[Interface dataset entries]
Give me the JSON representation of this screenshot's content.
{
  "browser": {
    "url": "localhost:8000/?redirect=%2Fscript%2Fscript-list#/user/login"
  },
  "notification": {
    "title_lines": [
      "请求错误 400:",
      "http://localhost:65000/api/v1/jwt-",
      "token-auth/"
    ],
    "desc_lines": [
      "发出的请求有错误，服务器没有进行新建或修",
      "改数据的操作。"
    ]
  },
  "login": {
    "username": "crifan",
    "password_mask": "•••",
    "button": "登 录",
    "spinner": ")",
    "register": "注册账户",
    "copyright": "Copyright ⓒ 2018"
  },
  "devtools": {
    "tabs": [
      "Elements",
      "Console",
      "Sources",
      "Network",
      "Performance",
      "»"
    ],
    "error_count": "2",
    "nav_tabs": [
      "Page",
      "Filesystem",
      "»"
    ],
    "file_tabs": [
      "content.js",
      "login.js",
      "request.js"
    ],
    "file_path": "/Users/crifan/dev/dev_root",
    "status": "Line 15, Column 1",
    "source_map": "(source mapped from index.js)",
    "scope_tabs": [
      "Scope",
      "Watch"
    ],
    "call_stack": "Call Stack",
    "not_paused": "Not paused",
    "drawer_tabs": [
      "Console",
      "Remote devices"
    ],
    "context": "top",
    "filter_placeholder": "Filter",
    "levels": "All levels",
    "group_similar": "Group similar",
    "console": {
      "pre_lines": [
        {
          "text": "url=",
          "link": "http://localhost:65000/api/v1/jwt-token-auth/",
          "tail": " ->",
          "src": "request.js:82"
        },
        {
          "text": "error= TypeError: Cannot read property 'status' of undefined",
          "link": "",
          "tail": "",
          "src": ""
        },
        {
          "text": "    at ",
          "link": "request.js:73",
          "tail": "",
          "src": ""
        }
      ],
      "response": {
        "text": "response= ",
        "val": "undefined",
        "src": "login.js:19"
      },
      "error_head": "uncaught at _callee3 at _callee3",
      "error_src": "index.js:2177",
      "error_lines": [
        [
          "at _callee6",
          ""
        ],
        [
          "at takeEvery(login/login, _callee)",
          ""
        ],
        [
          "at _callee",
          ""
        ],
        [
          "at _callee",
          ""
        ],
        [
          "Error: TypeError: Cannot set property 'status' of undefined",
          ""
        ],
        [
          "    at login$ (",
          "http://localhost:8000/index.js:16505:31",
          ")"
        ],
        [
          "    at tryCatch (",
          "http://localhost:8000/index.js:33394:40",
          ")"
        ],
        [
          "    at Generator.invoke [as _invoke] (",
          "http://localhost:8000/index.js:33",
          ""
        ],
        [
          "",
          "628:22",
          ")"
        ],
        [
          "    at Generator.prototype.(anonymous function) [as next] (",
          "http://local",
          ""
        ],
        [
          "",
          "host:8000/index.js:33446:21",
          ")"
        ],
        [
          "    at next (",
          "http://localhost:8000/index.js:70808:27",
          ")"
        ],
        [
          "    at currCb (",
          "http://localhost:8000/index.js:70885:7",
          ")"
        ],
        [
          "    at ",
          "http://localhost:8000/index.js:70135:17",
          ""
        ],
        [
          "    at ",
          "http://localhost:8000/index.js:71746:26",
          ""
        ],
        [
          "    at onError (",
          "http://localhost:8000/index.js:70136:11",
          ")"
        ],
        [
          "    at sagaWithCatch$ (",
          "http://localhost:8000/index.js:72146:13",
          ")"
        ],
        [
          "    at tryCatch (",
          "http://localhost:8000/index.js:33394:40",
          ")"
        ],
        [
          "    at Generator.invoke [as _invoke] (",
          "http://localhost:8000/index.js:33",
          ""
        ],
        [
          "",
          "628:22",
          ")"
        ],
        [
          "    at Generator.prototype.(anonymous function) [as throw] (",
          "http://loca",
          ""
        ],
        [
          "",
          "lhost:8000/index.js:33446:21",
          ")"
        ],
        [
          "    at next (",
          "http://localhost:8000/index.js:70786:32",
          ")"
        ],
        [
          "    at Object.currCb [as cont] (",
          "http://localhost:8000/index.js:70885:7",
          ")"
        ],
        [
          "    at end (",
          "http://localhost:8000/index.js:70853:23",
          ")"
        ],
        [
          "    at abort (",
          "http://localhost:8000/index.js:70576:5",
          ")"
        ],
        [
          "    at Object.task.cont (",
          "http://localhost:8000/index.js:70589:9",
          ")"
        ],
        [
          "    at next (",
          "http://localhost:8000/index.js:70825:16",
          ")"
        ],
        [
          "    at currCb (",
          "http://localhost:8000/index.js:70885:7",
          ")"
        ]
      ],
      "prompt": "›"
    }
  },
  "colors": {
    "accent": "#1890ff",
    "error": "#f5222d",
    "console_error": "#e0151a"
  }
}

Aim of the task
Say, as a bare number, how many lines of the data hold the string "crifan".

Task response
2